The day after Christmas, Tesla CEO Elon Musk gave us an unexpected gift. Brake pads on Teslas would “literally never” need to be replaced, he said, thanks in part to the electric car’s regenerative brakes cutting way down on brake pad use compared to a conventional car. That seemed a little too good to be true! But maybe not impossible, exactly.
To recap, here’s Elon’s tweet, which came amid a Twitter discussion about EV maintenance.
There’s not a whole lot of nuance here. Your Tesla will never need new brake pads, he says! Apparently no matter how you drive.
But Tesla’s regenerative braking system isn’t much different than those that exist on other EVs, like the Nissan Leaf, Chevy Bolt, or Jaguar I-Pace. In my experience with EVs it’s been very, very possible to drive without using the brake pedal most of the time, especially in urban environments. I tested the new Nissan Leaf recently, for example, and the brakes were there, but only as a backup. (Whether you enjoy so-called “one-pedal driving” is a different story altogether, though I can say it was kind of fun.)
This is what Musk was referring to in his tweet. But it may not work in every situation and for everyone, especially for people who take their Tesla to the track. And, besides, you will need your brakes for emergencies or just the kind of surprises that occur all the time in everyday driving.
And so I went to other EV automakers, all of whom were more measured than Musk.
First up, a spokesman for Jaguar:
There isn’t an entirely short/straight forward answer here. The Reader’s Digest version of this is I can’t speak to other manufacturers requirements or the validity of Elon’s statement, but the brake pads on the I-PACE do indeed need to be replaced periodically. As you might imagine, the rate at which this is required varies widely owner to owner, based on his/her individual driving style
The I-PACE offers two modes of selective regenerative braking; high and low.
In low regen mode, the resistance of the electric motors is less obtrusive, allowing he or she to coast; similar to a normal internal combustion car. When an owner applies the brakes in this mode in normal braking conditions (i.e. not a panic stop) and when the battery is below approximately an 80% state of charge, the first bit of the pedal isn’t actually engaging the brake pads/rotors, instead it relies on using the resistance of the motors to provide regenerative braking; transferring braking energy into the battery to add charge. Of course in a panic situation the brake pads do engage the rotors to slow the car (causing wear).

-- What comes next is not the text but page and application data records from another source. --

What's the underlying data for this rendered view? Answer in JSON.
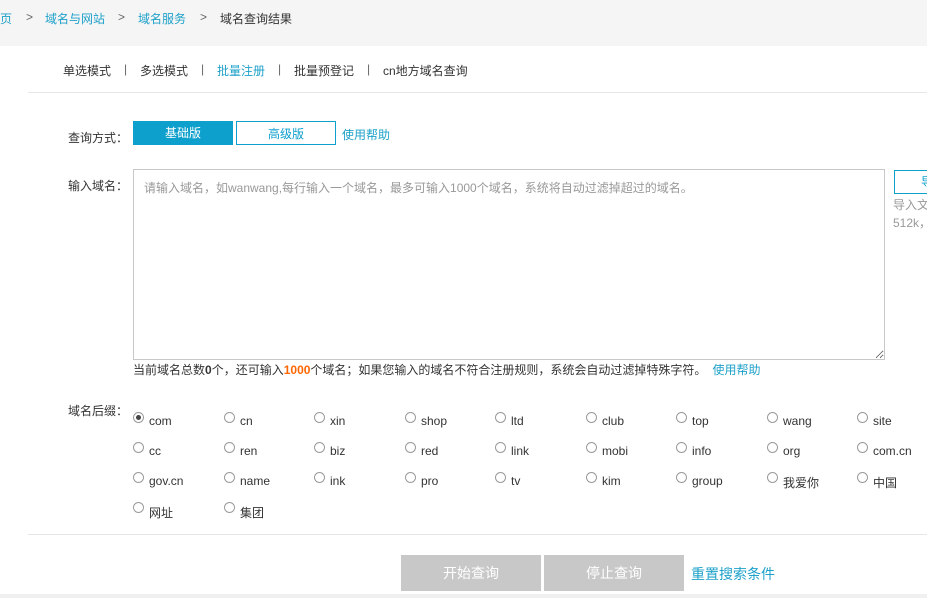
{
  "breadcrumb": {
    "home": "页",
    "sep": ">",
    "level1": "域名与网站",
    "level2": "域名服务",
    "current": "域名查询结果"
  },
  "tabs": [
    "单选模式",
    "多选模式",
    "批量注册",
    "批量预登记",
    "cn地方域名查询"
  ],
  "tab_separator": "|",
  "active_tab": "批量注册",
  "query_mode": {
    "label": "查询方式：",
    "basic": "基础版",
    "advanced": "高级版",
    "help": "使用帮助"
  },
  "domain_input": {
    "label": "输入域名：",
    "placeholder": "请输入域名，如wanwang,每行输入一个域名，最多可输入1000个域名，系统将自动过滤掉超过的域名。",
    "value": ""
  },
  "import": {
    "button": "导",
    "tip_line1": "导入文",
    "tip_line2": "512k，"
  },
  "count_line": {
    "prefix": "当前域名总数",
    "total": "0",
    "middle": "个，还可输入",
    "remaining": "1000",
    "suffix": "个域名；如果您输入的域名不符合注册规则，系统会自动过滤掉特殊字符。",
    "help": "使用帮助"
  },
  "suffix": {
    "label": "域名后缀：",
    "selected": "com",
    "options": [
      "com",
      "cn",
      "xin",
      "shop",
      "ltd",
      "club",
      "top",
      "wang",
      "site",
      "cc",
      "ren",
      "biz",
      "red",
      "link",
      "mobi",
      "info",
      "org",
      "com.cn",
      "gov.cn",
      "name",
      "ink",
      "pro",
      "tv",
      "kim",
      "group",
      "我爱你",
      "中国",
      "网址",
      "集团"
    ]
  },
  "actions": {
    "start": "开始查询",
    "stop": "停止查询",
    "reset": "重置搜索条件"
  },
  "colors": {
    "accent": "#0ea0cc",
    "link": "#1ea1c9",
    "highlight": "#ff6600",
    "disabled_button": "#c8c8c8"
  }
}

In high regen mode (single pedal driving) on the I-PACE, the vast majority (but not all) braking needs can be assumed with the resistance of the electric motors alone; in most cases the driver then will only use the accelerator pedal. This feature is especially helpful in urban traffic.
There are exceptions of course. The battery must be below approximately 80% state of charge in order to receive the full benefit of the resistance of the electric motors. The idea here is that we can’t overcharge the battery and force additional electrons in, if it’s already full, so the resistance provided by the motors gradually does decrease the fuller the battery is requiring the use of the standard braking system.
In panic or emergency situations the driver will rely on the combination of both the electric motor resistance and the brake pads. This would cause some wear, so ostensibly the pads would need to be replaced at some point. We would recommend that the brakes get inspected by a qualified technician (preferably at one of our retailers) during each service or if the owner notices noise or a decrease in braking ability, warning lights, etc.
And here’s Chevy:
The regenerative braking feature of the Bolt EV allows the vehicle to decelerate with less use of the vehicle’s base hydraulic brake system. However, the actual mileage that the brake lining’s life could be extended varies due to the parameters under which the vehicle is driven (e.g. how frequently the driver engages the regenerative braking features) and the environmental conditions in which the vehicle operates.
Since the actual mileage will vary, the recommendation is for owners to pay attention to the built-in wear indicators.
A Nissan spokesperson I corresponded yet hasn’t yet returned the info I requested. But here is the relevant passage from the Leaf’s manual:
What about Tesla? I emailed them and then spoke on background to a Tesla spokesperson, and offered to include a on-the-record statement in this blog should they want, though no statement has been sent thus far. In any case, in my experience Tesla tends to let Elon’s tweets speak for themselves.
Let’s go to an even more basic source, then, Tesla owner’s manuals. Here’s what the Model 3 owner’s manual has to say:
And here’s the Model S owner’s manual:
And here’s the Model X owner’s manual:
All three say that there are wear indicators on the cars’ brakes, and that failing to replace worn brake pads “can result in a braking hazard.” All of which certainly anticipates that you’ll need to change the brake pads someday, without quite saying that you will.
The takeaway from all of this is pretty basic, and what most people know to be true for all cars, not just EVs: Your brake pad wear is highly dependent on how you drive. It’s just a bit more complicated than you can fit in a tweet, like most things.